▶ **Task objective**
From the records below, copy the lines that include "color".

Items from a data source:
○ ○ ○

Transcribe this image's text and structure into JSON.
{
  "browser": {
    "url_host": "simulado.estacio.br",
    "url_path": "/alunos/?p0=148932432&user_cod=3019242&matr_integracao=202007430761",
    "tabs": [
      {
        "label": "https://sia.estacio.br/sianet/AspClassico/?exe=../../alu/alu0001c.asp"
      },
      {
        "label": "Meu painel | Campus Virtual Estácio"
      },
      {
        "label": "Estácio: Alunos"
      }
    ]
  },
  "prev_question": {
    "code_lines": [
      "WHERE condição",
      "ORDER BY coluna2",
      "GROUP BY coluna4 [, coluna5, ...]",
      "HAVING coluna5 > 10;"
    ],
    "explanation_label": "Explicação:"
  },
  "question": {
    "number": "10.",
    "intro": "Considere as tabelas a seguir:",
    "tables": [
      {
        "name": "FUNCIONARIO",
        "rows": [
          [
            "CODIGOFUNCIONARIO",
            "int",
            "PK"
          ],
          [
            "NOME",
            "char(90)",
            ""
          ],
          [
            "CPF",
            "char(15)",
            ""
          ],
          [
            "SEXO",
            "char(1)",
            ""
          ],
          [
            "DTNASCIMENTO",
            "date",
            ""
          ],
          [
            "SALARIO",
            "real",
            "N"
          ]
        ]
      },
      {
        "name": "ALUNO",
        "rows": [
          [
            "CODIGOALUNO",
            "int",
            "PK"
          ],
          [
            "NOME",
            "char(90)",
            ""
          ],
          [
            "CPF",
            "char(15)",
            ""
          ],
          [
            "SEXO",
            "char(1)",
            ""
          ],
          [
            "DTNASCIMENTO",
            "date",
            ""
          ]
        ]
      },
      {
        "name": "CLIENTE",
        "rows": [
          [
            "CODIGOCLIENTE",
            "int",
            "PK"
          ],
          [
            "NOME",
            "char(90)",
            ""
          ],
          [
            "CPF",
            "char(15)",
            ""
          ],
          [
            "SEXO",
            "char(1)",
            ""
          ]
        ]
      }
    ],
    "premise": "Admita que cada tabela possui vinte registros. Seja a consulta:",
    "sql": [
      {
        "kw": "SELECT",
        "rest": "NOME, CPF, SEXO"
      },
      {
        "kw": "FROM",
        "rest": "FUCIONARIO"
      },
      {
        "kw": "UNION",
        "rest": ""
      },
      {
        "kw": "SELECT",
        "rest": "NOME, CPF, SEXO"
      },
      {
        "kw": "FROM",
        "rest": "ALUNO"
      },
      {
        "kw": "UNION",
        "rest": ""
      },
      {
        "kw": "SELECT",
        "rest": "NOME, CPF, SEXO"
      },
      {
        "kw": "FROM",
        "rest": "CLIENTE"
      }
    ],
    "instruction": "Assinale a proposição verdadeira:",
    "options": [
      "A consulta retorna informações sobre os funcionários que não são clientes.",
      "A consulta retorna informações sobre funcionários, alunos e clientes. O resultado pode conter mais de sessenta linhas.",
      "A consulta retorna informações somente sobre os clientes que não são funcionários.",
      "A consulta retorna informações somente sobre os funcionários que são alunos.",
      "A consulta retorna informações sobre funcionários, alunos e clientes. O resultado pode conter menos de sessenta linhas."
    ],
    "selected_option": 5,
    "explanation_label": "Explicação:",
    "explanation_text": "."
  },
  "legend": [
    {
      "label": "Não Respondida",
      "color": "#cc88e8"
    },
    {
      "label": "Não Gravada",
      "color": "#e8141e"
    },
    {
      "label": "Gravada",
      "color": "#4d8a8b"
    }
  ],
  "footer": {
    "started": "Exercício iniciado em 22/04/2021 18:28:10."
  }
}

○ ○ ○

▶ **Solved exercise**
      "color": "#cc88e8"
      "color": "#e8141e"
      "color": "#4d8a8b"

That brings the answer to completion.